After the veggies saute and the beans and tomatoes are thrown in, the chili simmers down and thickens for about 20-30 minutes. It’s already been smelling insanely good. You can tell how good a recipe’s going to be by how many times family members pop in to comment on how good it’s smelling. Hubby was practically living in the kitchen.
I just love easy food that tastes like it took hours to make. This is a really, really great chili recipe and I love the fact that meat doesn’t figure in. The portabellos don’t even feel like a meat sub to me, just a really great, unique addition that makes this chili so good. I’ve made it once more since this initial tasting and can’t sing its praises enough. Enjoy!
Summer Vegetable Chili
from Food Network Magazine, June 2013

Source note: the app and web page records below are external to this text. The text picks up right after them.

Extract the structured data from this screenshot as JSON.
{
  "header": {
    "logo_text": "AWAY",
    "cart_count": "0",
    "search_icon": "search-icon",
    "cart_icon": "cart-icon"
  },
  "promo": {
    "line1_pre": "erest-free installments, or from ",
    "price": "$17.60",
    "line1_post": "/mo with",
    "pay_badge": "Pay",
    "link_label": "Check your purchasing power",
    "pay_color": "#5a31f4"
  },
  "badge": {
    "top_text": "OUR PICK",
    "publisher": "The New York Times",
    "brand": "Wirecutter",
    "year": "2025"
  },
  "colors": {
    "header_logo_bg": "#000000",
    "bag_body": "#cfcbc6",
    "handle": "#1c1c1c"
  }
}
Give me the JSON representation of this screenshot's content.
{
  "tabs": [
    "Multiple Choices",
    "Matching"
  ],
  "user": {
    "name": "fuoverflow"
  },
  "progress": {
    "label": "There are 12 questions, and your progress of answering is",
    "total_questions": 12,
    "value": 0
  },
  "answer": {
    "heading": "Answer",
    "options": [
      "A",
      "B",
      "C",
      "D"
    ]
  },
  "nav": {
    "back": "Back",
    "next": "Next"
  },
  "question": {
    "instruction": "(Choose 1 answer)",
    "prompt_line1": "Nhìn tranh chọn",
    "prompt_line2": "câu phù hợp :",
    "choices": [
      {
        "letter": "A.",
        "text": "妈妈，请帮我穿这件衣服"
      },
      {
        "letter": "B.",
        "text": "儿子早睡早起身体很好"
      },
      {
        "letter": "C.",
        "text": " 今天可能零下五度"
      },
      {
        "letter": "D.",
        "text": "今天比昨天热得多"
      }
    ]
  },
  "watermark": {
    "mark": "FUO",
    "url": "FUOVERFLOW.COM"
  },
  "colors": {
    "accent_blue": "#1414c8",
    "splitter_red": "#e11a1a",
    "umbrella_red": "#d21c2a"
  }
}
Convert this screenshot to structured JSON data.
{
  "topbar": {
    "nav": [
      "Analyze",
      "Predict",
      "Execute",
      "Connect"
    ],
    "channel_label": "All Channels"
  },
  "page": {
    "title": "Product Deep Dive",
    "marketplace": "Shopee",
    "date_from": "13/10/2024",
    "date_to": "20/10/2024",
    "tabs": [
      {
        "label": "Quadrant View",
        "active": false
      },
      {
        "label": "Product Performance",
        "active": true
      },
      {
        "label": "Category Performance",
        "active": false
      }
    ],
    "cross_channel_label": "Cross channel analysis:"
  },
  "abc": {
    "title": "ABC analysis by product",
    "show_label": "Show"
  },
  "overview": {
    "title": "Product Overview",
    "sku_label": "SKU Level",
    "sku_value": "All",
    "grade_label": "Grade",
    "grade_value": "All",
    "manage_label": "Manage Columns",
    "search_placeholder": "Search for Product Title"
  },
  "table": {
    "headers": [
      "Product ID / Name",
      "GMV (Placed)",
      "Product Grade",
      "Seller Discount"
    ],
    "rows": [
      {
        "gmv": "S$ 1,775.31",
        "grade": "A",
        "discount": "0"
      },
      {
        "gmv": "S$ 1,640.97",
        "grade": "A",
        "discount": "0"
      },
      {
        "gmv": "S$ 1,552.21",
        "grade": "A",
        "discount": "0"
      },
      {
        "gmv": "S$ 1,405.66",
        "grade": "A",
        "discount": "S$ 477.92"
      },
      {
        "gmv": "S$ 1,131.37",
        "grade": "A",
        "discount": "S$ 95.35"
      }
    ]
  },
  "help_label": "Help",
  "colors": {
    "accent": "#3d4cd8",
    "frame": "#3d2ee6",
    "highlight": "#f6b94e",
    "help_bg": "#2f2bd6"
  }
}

Prep Time: 20 minutes Cook Time: 20 – 30 minutes Level: easy Serves: 4-6
- 3 tablespoons vegetable oil
- 1 medium red onion, chopped
- 3 cloves garlic, chopped
- 2 tablespoons chili powder
- 2 teaspoons ground cumin
- 1 poblano chile pepper, seeded and diced
- 2 portobello mushrooms, stemmed and chopped
- 2 cups frozen corn (preferably fire-roasted), thawed
- 2 14-ounce cans no-salt-added pinto beans
- 1 14-ounce can no-salt-added diced tomatoes
- Kosher salt and freshly ground pepper
- Shredded cheddar cheese, sour cream and/or torn fresh cilantro, for topping (optional)
- 8 corn tortillas, warmed
Heat the vegetable oil in a large pot over medium heat. Add all but a few tablespoons of the chopped red onion. Stir in the garlic, chili powder and cumin and cook, stirring occasionally, until the onion begins to soften, about 3 minutes. Add the poblano, mushrooms and corn and cook, stirring occasionally, until just tender, about 3 more minutes. Add the beans, tomatoes, 1 1/2 cups water and 1/2 teaspoon each salt and pepper. Bring to a boil, then stir and reduce the heat to medium. Simmer, stirring occasionally, until the vegetables are tender and the chili is thick, about 20 minutes. Season with salt and pepper.
Divide the chili among bowls. Top with the cheese, sour cream and/or cilantro; sprinkle with the reserved red onion. Serve with the tortillas.
As noted above, adjust the chili powder, cumin and salt to your taste. A reviewer on Food Network thought it was bland and we agreed that, as is, the spices were too little. Season a little here and there as the chili cooks to get it right for you.
I, err, did slip in some Italian sausage I needed to use up the second time I made this and loved the additional flavor it brought to the chili, but this really is so good without any meat at all. Either way, happy bellies are on their way.
If you opt to remove all the ribs and seeds from your poblano, but you still want a little heat, a pinch of red pepper flakes did really well the second time I made this. Just enough heat. I tend not to want the heat from a poblano; I prefer their wonderful flavor to come through. Either way, whichever works for you.